La Tamborrada Festival
San Sebastian is one of Spain’s most modern and affluent cities, but with all its 21st century adornments it is still heavily steeped in tradition and Basque culture. La Tamborrada takes its name from the large drum used in traditional Basque music and is also the city’s most impressive festival. It draws upon its history and spirit for 24 hours of celebration. At the stroke of midnight every January 20st, the mayor raises the flag in Plaza Constitución to mark the start of the festival of drums.
Although the inception of the festival does not have a solid date, it was brutishly born during the Peninsular War were French, Portuguese and British troops systematically occupied, “liberated” and burnt down the town during the early 1800s. La Tamborrada was meant to have been a mockery of the military troops that were garrisoned in the town, but now it’s a day of celebration of their patron saint and what it means to be Donostiarra (a person from San Sebastian).
Every quadrant of the city has their own día grande schedule, but the real hub lies in Parte Vieja, the old town.

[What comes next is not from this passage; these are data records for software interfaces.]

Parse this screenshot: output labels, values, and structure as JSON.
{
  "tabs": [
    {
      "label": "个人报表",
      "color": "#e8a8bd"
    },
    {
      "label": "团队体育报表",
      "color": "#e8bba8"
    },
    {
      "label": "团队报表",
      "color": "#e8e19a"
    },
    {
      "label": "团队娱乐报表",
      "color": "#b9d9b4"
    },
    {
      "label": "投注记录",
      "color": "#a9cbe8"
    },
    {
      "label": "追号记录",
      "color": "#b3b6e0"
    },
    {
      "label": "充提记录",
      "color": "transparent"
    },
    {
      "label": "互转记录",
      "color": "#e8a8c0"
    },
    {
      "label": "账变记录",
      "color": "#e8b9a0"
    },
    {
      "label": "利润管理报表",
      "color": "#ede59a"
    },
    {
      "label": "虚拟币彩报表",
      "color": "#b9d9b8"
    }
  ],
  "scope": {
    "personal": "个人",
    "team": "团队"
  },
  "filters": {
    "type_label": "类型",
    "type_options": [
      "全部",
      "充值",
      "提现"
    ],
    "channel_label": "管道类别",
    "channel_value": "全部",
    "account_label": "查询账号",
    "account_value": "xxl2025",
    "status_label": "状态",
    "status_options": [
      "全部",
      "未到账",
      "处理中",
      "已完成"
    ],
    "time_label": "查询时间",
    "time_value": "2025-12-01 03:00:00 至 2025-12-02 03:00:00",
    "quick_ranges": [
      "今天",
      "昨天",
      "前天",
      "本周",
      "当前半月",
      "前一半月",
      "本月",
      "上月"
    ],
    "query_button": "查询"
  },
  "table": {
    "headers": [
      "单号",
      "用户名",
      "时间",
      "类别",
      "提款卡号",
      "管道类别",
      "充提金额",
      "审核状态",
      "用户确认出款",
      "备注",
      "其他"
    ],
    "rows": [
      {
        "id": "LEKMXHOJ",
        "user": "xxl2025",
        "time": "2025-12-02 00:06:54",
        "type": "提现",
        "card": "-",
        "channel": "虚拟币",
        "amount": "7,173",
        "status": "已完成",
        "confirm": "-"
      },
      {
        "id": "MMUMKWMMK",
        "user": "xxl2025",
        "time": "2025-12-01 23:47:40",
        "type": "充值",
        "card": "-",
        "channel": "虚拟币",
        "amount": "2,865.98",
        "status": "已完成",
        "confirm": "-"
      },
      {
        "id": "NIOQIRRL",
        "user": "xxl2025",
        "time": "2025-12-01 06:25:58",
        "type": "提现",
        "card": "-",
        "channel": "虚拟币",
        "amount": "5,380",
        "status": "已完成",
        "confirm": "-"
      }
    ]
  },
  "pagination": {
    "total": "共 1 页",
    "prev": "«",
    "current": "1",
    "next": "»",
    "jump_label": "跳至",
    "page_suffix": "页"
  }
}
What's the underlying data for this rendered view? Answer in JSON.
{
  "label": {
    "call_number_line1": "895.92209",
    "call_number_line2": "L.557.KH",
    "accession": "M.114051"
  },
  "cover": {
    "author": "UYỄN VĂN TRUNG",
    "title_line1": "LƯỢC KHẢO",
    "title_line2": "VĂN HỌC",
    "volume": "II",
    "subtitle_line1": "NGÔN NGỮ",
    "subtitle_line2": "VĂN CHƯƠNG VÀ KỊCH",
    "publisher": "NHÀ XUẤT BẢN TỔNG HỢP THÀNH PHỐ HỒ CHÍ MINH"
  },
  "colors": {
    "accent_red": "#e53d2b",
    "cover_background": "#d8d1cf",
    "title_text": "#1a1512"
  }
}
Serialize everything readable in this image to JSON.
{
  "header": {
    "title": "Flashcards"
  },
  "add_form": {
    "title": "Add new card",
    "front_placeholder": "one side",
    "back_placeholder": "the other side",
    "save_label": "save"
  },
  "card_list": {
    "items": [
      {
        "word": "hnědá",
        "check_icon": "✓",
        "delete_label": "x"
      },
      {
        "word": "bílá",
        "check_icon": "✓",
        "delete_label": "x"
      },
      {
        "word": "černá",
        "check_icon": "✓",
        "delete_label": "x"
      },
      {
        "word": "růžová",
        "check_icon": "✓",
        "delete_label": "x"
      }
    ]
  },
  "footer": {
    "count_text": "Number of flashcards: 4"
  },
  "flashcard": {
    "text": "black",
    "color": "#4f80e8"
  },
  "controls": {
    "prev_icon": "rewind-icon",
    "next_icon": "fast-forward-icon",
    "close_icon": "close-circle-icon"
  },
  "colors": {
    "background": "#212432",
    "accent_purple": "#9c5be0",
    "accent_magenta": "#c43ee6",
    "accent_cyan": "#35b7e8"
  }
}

San Sebastian on a Sunday night is usually a moratorium, but for this night alone every restaurant, bar and cornershop have their doors and kitchens open. Not even the rain could deter people from spilling out into the streets in anticipation (and oh boy do Donostiarras hate the rain). My compatriots and I decided not to indulge in the main square event but watch one of the alternative ones on Calle 31 de Agosto.
The brigade attired in navy and white tentatively shuffled into position on the cobbled street. Adjusting their drum straps and red-plumed hat. Two minutes to go. The Chef regiment were packed closely behind, but you could only see their tall white hats floating above the crowd like clouds. One minute to go. Women in traditional outfits flittered through the crowds, bright white gloves and drumsticks at the ready. 30 seconds…
I looked at the soldier who stood on my right; he smiled across at me and as I smiled back, he gently placed his fingers into his ears and looked to the sky.
Multiple gun shots were fired to mark the start of the day. The sound was so loud and unexpected that I felt as if it ricocheted and hit me in the chest (and yes, kah-bahng is my impression of a Musket). Looking back now, that soldier’s smile seems more like a smirk. But the 24 hours of drinking, singing and banging (of drums) was underway. As mentioned previously, there are various marches around the city and the majority of these parading musicians are formed of different Sociedades Gastronomicas – Gastronomy Societies (this is another charming aspect of Basque culture: quite like the Illuminati, but food being their philosophy). So this explains the rather bemusing spectacle of chefs, drumming on barrels and wielding forks and knives.
As to be expected, January 21st is a public holiday, but for those who work out of town, the rules do not apply (so singing and running around the streets till 3am with an alarm set for 7am meant I wasn’t the most talkative person at work). At midday is the children’s march, where miniature grenadiers and brigadiers toddle through the streets and adoring parents stand on top of each other to get a picture of a child, I’m pretty sure, they see every day. With all the commotion and flashing camera lights, any passersby would have thought it was Dresden (I could have chosen a better analogy…).
This year, there were 127 drumming groups that toured the streets, but what makes this festival even more special is that for 24 hours the same tune is sung on repeat. I’ve written a rough English version of this centuries-old song.
|Original Basque||English Version|
gu (e)re bai
gu beti pozez, beti alai!Sebastian bat bada zeruan
Donosti(a) bat bakarra munduan
hura da santua ta hau da herria
horra zer den gure Donostia!
Gaurtandik gerora penak zokora
|We are! Us too! We are always happy always glad!There is a Sebastian in the sky, a unique San Sebastian in the world. This is the saint and this is the people. Behold our San Sebastian!
From Irutxulo to Gaztelupe
From now on our pain is gone. To the party, let’s dance! Come and call all Donostiarras Happiness! The carnivals are coming!
This is a really visually interesting festivals that brings the crowds out, and shows the rest of Spain that the Basque definitely know how to have a good time.